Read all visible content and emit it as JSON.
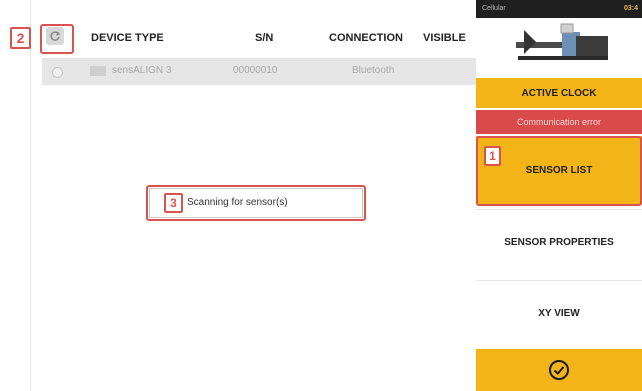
{
  "table": {
    "headers": {
      "device_type": "DEVICE TYPE",
      "sn": "S/N",
      "connection": "CONNECTION",
      "visible": "VISIBLE"
    },
    "rows": [
      {
        "device_type": "sensALIGN 3",
        "sn": "00000010",
        "connection": "Bluetooth",
        "visible": ""
      }
    ]
  },
  "scan": {
    "text": "Scanning for sensor(s)"
  },
  "callouts": {
    "one": "1",
    "two": "2",
    "three": "3"
  },
  "sidebar": {
    "status_left": "Cellular",
    "status_right": "03:4",
    "active_clock": "ACTIVE CLOCK",
    "comm_error": "Communication error",
    "sensor_list": "SENSOR LIST",
    "sensor_properties": "SENSOR PROPERTIES",
    "xy_view": "XY VIEW"
  },
  "icons": {
    "refresh": "refresh-icon",
    "confirm": "check-circle-icon",
    "machine": "machine-train-icon"
  },
  "colors": {
    "accent_yellow": "#f3b418",
    "error_red": "#d94a4a",
    "callout_red": "#d9534f"
  }
}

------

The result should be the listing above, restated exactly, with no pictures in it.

Read all visible content and emit it as JSON.
{
  "table": {
    "headers": {
      "device_type": "DEVICE TYPE",
      "sn": "S/N",
      "connection": "CONNECTION",
      "visible": "VISIBLE"
    },
    "rows": [
      {
        "device_type": "sensALIGN 3",
        "sn": "00000010",
        "connection": "Bluetooth",
        "visible": ""
      }
    ]
  },
  "scan": {
    "text": "Scanning for sensor(s)"
  },
  "callouts": {
    "one": "1",
    "two": "2",
    "three": "3"
  },
  "sidebar": {
    "status_left": "Cellular",
    "status_right": "03:4",
    "active_clock": "ACTIVE CLOCK",
    "comm_error": "Communication error",
    "sensor_list": "SENSOR LIST",
    "sensor_properties": "SENSOR PROPERTIES",
    "xy_view": "XY VIEW"
  },
  "icons": {
    "refresh": "refresh-icon",
    "confirm": "check-circle-icon",
    "machine": "machine-train-icon"
  },
  "colors": {
    "accent_yellow": "#f3b418",
    "error_red": "#d94a4a",
    "callout_red": "#d9534f"
  }
}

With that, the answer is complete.